by Steve Ahern
Felice Saldutti sits in the center of his nine-table restaurant, da Ludovica, beside a window overlooking the streaming traffic along Limekiln Pike. The 62-year-old artist, and now restaurateur, has recently returned from the markets, where he has foraged some of the food his executive chef, Chris Molitor, will need to cook for tonight’s patrons.
“Today I was a hunter, a fisherman and a farmer,” he says, having returned with veal, branzino and spinach.
da Ludovica, which opened Jan. 10 at 15 Limekiln Pike, about one mile north of Arcadia University and 10 minutes from Chestnut Hill, is empty and still now as Saldutti and Molitor await the dinner hour when, it is hoped, some of the traffic on the Limekiln Pike will stream in and partake of one or more of the made-to-order dishes on the menu amid the thrum of medieval music, dim lighting, tasteful décor and, perhaps, one or more bottles of wine patrons will have brought along themselves. (da Ludovica is a BYOB establishment and accepts cash only.) Saldutti has imbued the restaurant with the spirit and sensibility of his artistic talent and his reverence for the Italian tradition.

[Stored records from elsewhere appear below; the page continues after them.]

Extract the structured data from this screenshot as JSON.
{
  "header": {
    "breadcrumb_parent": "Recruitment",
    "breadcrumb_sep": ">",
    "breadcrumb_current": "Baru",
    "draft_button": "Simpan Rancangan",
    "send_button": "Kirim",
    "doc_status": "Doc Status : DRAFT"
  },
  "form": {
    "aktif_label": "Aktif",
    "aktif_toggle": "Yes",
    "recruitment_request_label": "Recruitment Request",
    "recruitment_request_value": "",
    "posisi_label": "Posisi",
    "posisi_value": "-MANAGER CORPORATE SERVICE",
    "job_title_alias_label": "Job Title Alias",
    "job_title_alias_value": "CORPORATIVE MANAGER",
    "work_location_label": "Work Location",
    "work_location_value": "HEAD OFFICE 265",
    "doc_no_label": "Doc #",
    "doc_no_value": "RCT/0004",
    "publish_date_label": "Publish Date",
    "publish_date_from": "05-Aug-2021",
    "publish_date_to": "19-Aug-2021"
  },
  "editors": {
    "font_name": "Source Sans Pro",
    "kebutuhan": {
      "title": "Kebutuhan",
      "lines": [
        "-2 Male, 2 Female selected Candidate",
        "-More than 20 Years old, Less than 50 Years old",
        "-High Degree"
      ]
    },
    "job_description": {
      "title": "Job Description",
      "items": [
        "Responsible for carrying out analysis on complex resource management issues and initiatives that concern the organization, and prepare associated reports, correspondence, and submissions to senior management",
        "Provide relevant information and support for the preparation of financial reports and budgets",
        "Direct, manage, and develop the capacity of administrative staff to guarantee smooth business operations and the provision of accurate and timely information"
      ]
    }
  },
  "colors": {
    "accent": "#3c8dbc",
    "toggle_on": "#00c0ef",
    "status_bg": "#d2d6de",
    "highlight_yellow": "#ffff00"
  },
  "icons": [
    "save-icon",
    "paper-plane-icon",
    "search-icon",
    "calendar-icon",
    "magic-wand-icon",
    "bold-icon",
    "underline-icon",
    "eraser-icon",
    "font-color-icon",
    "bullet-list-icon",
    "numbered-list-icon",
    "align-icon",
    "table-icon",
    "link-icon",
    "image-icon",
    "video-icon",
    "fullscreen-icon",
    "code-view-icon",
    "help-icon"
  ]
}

Behind him hang two of his still-life paintings, which show vases on tables with drape rendered vividly and striking use of color. The colors of the walls — sage green, terra-cotta orange and hay yellow — are the colors, Saldutti says, of some of the spices and sauces used in dishes he serves. A picture of Saldutti’s mother, for whom the restaurant is named, hangs above the reception station and is the first picture patrons see when they enter his establishment.
Saldutti was just three years old when he arrived in Philadelphia with his parents in 1954 from Irpina, a mountainous region in southern Italy approximately 40 kilometers from Naples. His parents found work in the garment industry and worked as tailors. Saldutti’s introduction to food preparation came from his father, who butchered his own meat, made his own salami and wine and grew his own vegetables. He also learned from his grandmother, who cooked the meals for the family while his parents worked outside the home.
His interest in cooking piqued further when he left home at 18. He quickly tired of the mundane, hurried fare of the bachelor and began using the recipes featured on the ‘Galloping Gourmet’ program with Graham Kerr. He bought a cookbook of Roman recipes to learn more about the origins of Italian cooking. Shortly after leaving home, he had hopes of opening a restaurant with his uncle, who ultimately balked at the financial commitment required to realize the project.
Beyond food and music (Saldutti plays percussion), art was the first creative force in his life. When he was seven years old and yet unable to speak English at St. Michael of the Saints School in Germantown, his ability to draw caught the attention of the nuns, who put him to work on that year’s Christmas decorations.
With persistence and devotion, art soon became his vocation. He studied at the Philadelphia College of Art in the late 1960s and early 1970s while working in restaurants as a food prep and cook to supplement his income while he painted. Felice returned to Italy in 1978 to paint the varied landscape of his country (among other subjects), develop his art and work as a commissioned artist. He remained there for most of the next 20 years.
When he returned to the U.S. in the 1990s with a wife and two young children, he worked once again in a restaurant as a line cook while continuing to paint. But Saldutti had no vision for a restaurant of his own until recently, when friends, who communed at his home for dinner over the years, urged him to open his own Italian restaurant. Two years later, da Ludovica was born last month.
Saldutti met chef Molitor through a mutual friend who was helping Saldutti renovate a room in the restaurant he will use for parties in the future. Molitor exudes the confidence and ease of someone who has spent most of the last 25 years prepping and cooking in professional kitchens. Largely self-taught, Molitor has always loved learning about food, beginning in the kitchens of his mother and grandmother, where he helped out with the cooking as a child, well before his first paid job in a pizzeria and steak shop in Norristown at the age of 15. Molitor’s indoctrination into fine Italian dining occurred in 2008 when he began working as a sous chef under Giacomo Georgi at the now-shuttered Trinacria in Blue Bell.
One Sunday, Saldutti invited Molitor in to cook for him, his wife Emilia, their two sons and his sister. Molitor prepared the carmelle (ravioli), veal carciofine (with artichokes), and a pair of pasta dishes. Within the first few bites, Molitor impressed Saldutti enough to be hired that day. “It was very simple,” Saldutti recalls. “It took just one item (the ravioli) to understand exactly the capacity and willingness to take this adventure with me.”
Molitor’s appetizers include polenta cake with shrimp in a white wine sauce, grilled vegetables topped with mozzarella and pesto, and plum tomatoes (fresh from Italy) filled with goat cheese and topped with pesto. The pasta is made fresh daily by Emilia, Saldutti’s wife. Entrees include chicken, veal, steak and fish dishes. Prices range from about $10 for appetizers to $16 for pasta dishes to $19 to $23 for chicken and veal entrees and $26 to $32 for seafood and steak entrees.
For more information, call 215-886-1715.